Source material =
<<<<
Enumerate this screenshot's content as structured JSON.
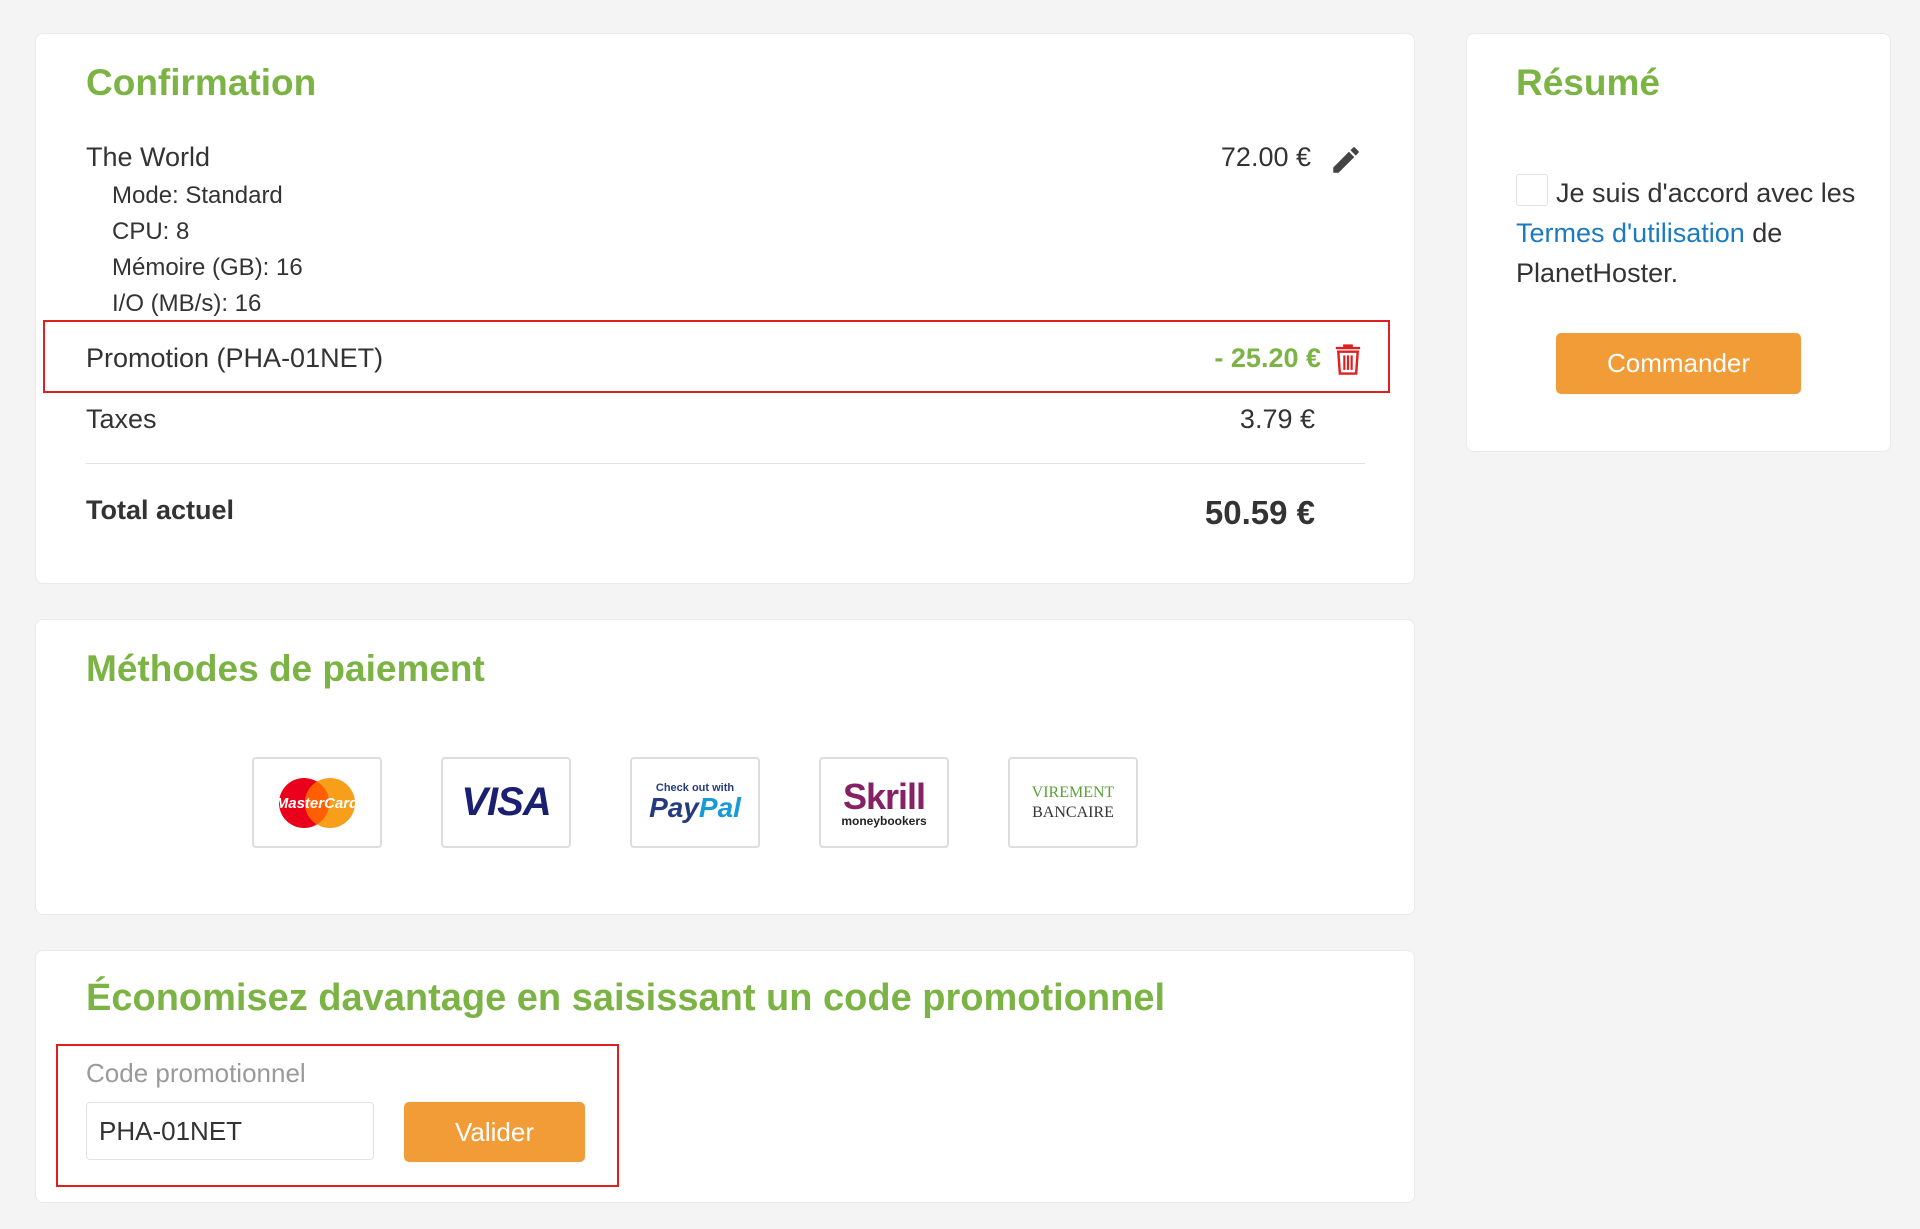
{
  "confirmation": {
    "title": "Confirmation",
    "product": {
      "name": "The World",
      "price": "72.00 €",
      "details": [
        "Mode: Standard",
        "CPU: 8",
        "Mémoire (GB): 16",
        "I/O (MB/s): 16"
      ]
    },
    "promotion": {
      "label": "Promotion (PHA-01NET)",
      "amount": "- 25.20 €"
    },
    "taxes": {
      "label": "Taxes",
      "amount": "3.79 €"
    },
    "total": {
      "label": "Total actuel",
      "amount": "50.59 €"
    }
  },
  "payment": {
    "title": "Méthodes de paiement",
    "methods": {
      "mastercard": "MasterCard",
      "visa": "VISA",
      "paypal_small": "Check out with",
      "paypal_pay": "Pay",
      "paypal_pal": "Pal",
      "skrill": "Skrill",
      "skrill_sub": "moneybookers",
      "virement_top": "VIREMENT",
      "virement_bottom": "BANCAIRE"
    }
  },
  "promo": {
    "title": "Économisez davantage en saisissant un code promotionnel",
    "label": "Code promotionnel",
    "value": "PHA-01NET",
    "button": "Valider"
  },
  "summary": {
    "title": "Résumé",
    "agree_prefix": "Je suis d'accord avec les",
    "terms_link": "Termes d'utilisation",
    "agree_suffix": "de PlanetHoster.",
    "button": "Commander"
  },
  "colors": {
    "accent_green": "#7bb344",
    "button_orange": "#f29c38",
    "link_blue": "#1b7ac0",
    "highlight_red": "#e02020"
  }
}
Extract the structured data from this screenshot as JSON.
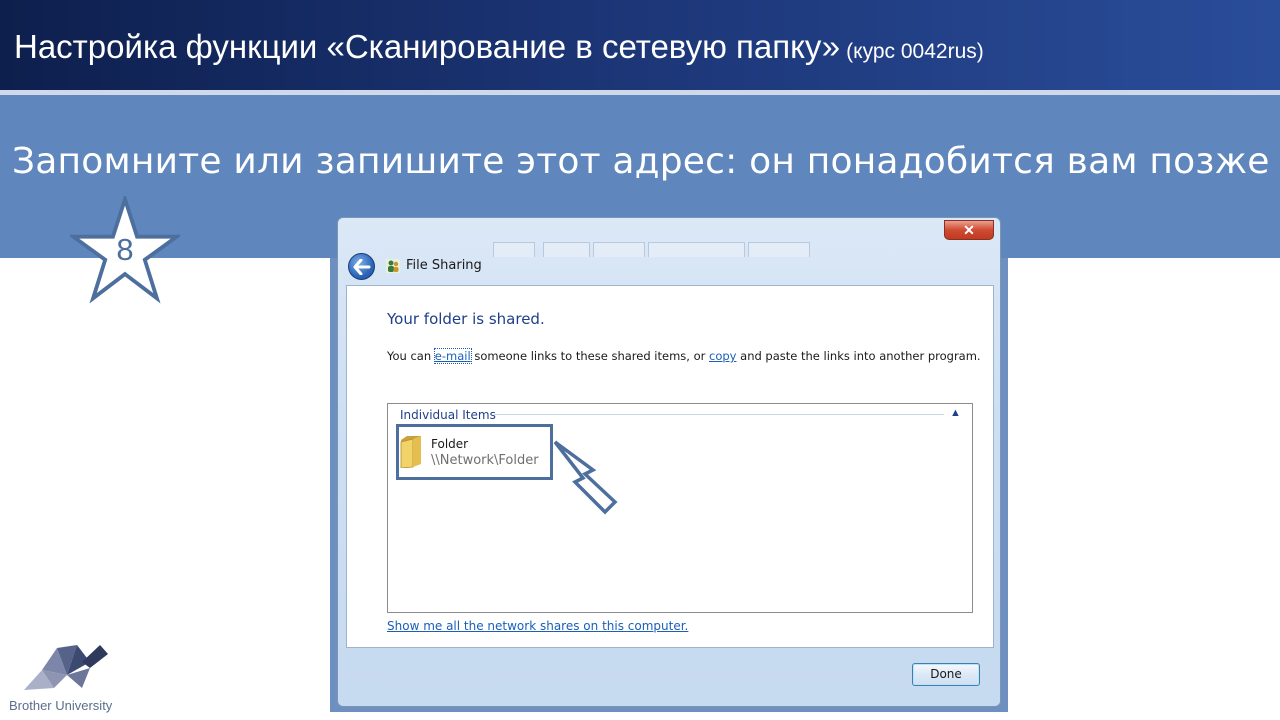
{
  "header": {
    "title": "Настройка функции «Сканирование в сетевую папку»",
    "subtitle": "(курс 0042rus)"
  },
  "instruction": "Запомните или запишите этот адрес: он понадобится вам позже",
  "step_number": "8",
  "logo": {
    "text": "Brother University"
  },
  "dialog": {
    "title": "File Sharing",
    "close_label": "✕",
    "heading": "Your folder is shared.",
    "description": {
      "prefix": "You can",
      "email_link": "e-mail",
      "middle": "someone links to these shared items, or",
      "copy_link": "copy",
      "suffix": "and paste the links into another program."
    },
    "group_label": "Individual Items",
    "items": [
      {
        "name": "Folder",
        "path": "\\\\Network\\Folder"
      }
    ],
    "show_shares_link": "Show me all the network shares on this computer.",
    "done_label": "Done"
  },
  "colors": {
    "header_bg": "#1b3474",
    "band_bg": "#5f86bd",
    "accent": "#4d6f9e",
    "link": "#1a5fb8"
  }
}
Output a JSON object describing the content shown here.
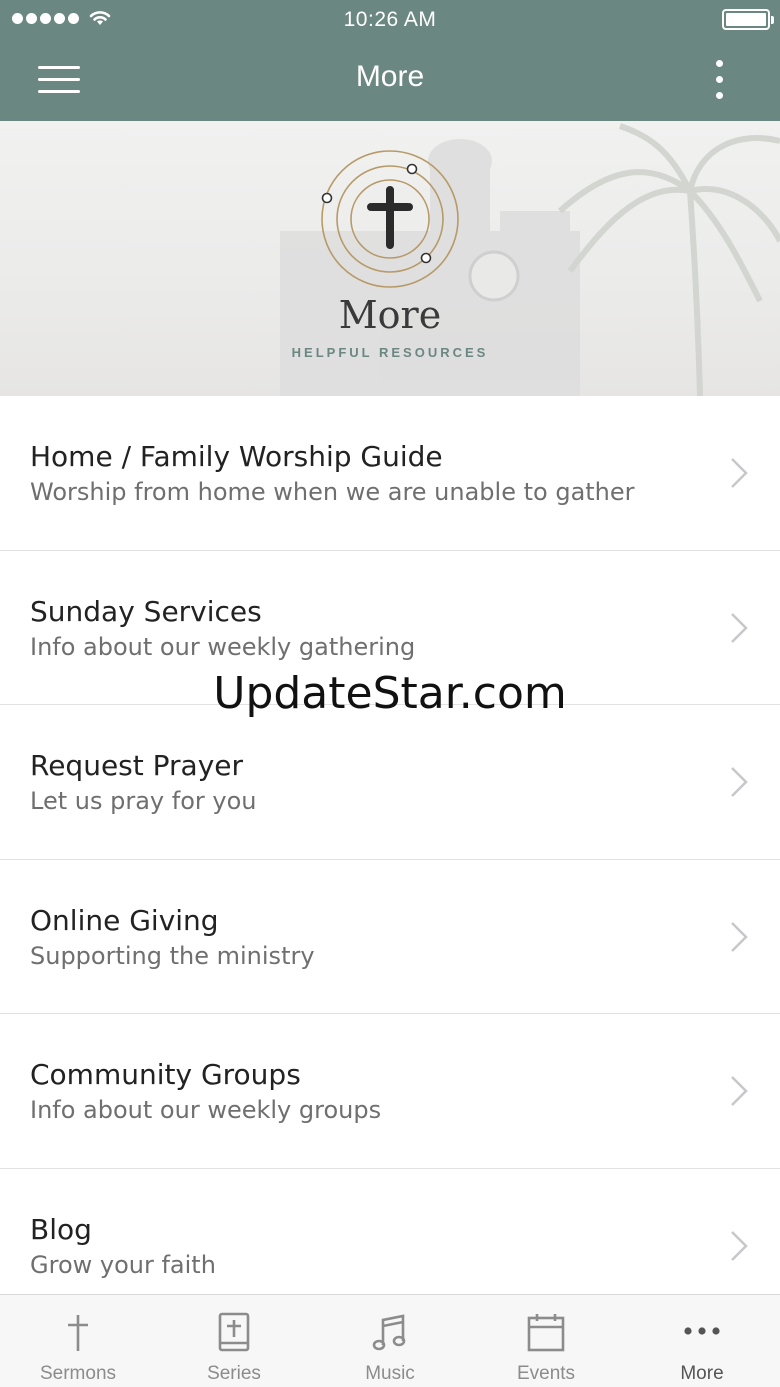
{
  "status_bar": {
    "time": "10:26 AM"
  },
  "nav": {
    "title": "More"
  },
  "banner": {
    "title": "More",
    "subtitle": "HELPFUL RESOURCES"
  },
  "list": [
    {
      "title": "Home / Family Worship Guide",
      "subtitle": "Worship from home when we are unable to gather"
    },
    {
      "title": "Sunday Services",
      "subtitle": "Info about our weekly gathering"
    },
    {
      "title": "Request Prayer",
      "subtitle": "Let us pray for you"
    },
    {
      "title": "Online Giving",
      "subtitle": "Supporting the ministry"
    },
    {
      "title": "Community Groups",
      "subtitle": "Info about our weekly groups"
    },
    {
      "title": "Blog",
      "subtitle": "Grow your faith"
    }
  ],
  "watermark": "UpdateStar.com",
  "tabs": [
    {
      "label": "Sermons",
      "icon": "cross-icon"
    },
    {
      "label": "Series",
      "icon": "bible-icon"
    },
    {
      "label": "Music",
      "icon": "music-note-icon"
    },
    {
      "label": "Events",
      "icon": "calendar-icon"
    },
    {
      "label": "More",
      "icon": "more-dots-icon",
      "active": true
    }
  ],
  "colors": {
    "header": "#6b8781",
    "accent": "#6b8781"
  }
}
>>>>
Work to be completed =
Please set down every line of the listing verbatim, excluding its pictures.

Response to the exercise =
Enumerate this screenshot's content as structured JSON.
{
  "confirmation": {
    "title": "Confirmation",
    "product": {
      "name": "The World",
      "price": "72.00 €",
      "details": [
        "Mode: Standard",
        "CPU: 8",
        "Mémoire (GB): 16",
        "I/O (MB/s): 16"
      ]
    },
    "promotion": {
      "label": "Promotion (PHA-01NET)",
      "amount": "- 25.20 €"
    },
    "taxes": {
      "label": "Taxes",
      "amount": "3.79 €"
    },
    "total": {
      "label": "Total actuel",
      "amount": "50.59 €"
    }
  },
  "payment": {
    "title": "Méthodes de paiement",
    "methods": {
      "mastercard": "MasterCard",
      "visa": "VISA",
      "paypal_small": "Check out with",
      "paypal_pay": "Pay",
      "paypal_pal": "Pal",
      "skrill": "Skrill",
      "skrill_sub": "moneybookers",
      "virement_top": "VIREMENT",
      "virement_bottom": "BANCAIRE"
    }
  },
  "promo": {
    "title": "Économisez davantage en saisissant un code promotionnel",
    "label": "Code promotionnel",
    "value": "PHA-01NET",
    "button": "Valider"
  },
  "summary": {
    "title": "Résumé",
    "agree_prefix": "Je suis d'accord avec les",
    "terms_link": "Termes d'utilisation",
    "agree_suffix": "de PlanetHoster.",
    "button": "Commander"
  },
  "colors": {
    "accent_green": "#7bb344",
    "button_orange": "#f29c38",
    "link_blue": "#1b7ac0",
    "highlight_red": "#e02020"
  }
}
Extract the structured data from this screenshot as JSON.
{
  "header": {
    "title": "Настройка функции «Сканирование в сетевую папку»",
    "subtitle": "(курс 0042rus)"
  },
  "instruction": "Запомните или запишите этот адрес: он понадобится вам позже",
  "step_number": "8",
  "logo": {
    "text": "Brother University"
  },
  "dialog": {
    "title": "File Sharing",
    "close_label": "✕",
    "heading": "Your folder is shared.",
    "description": {
      "prefix": "You can",
      "email_link": "e-mail",
      "middle": "someone links to these shared items, or",
      "copy_link": "copy",
      "suffix": "and paste the links into another program."
    },
    "group_label": "Individual Items",
    "items": [
      {
        "name": "Folder",
        "path": "\\\\Network\\Folder"
      }
    ],
    "show_shares_link": "Show me all the network shares on this computer.",
    "done_label": "Done"
  },
  "colors": {
    "header_bg": "#1b3474",
    "band_bg": "#5f86bd",
    "accent": "#4d6f9e",
    "link": "#1a5fb8"
  }
}
Output a JSON object describing the content shown here.
{
  "status_bar": {
    "time": "10:26 AM"
  },
  "nav": {
    "title": "More"
  },
  "banner": {
    "title": "More",
    "subtitle": "HELPFUL RESOURCES"
  },
  "list": [
    {
      "title": "Home / Family Worship Guide",
      "subtitle": "Worship from home when we are unable to gather"
    },
    {
      "title": "Sunday Services",
      "subtitle": "Info about our weekly gathering"
    },
    {
      "title": "Request Prayer",
      "subtitle": "Let us pray for you"
    },
    {
      "title": "Online Giving",
      "subtitle": "Supporting the ministry"
    },
    {
      "title": "Community Groups",
      "subtitle": "Info about our weekly groups"
    },
    {
      "title": "Blog",
      "subtitle": "Grow your faith"
    }
  ],
  "watermark": "UpdateStar.com",
  "tabs": [
    {
      "label": "Sermons",
      "icon": "cross-icon"
    },
    {
      "label": "Series",
      "icon": "bible-icon"
    },
    {
      "label": "Music",
      "icon": "music-note-icon"
    },
    {
      "label": "Events",
      "icon": "calendar-icon"
    },
    {
      "label": "More",
      "icon": "more-dots-icon",
      "active": true
    }
  ],
  "colors": {
    "header": "#6b8781",
    "accent": "#6b8781"
  }
}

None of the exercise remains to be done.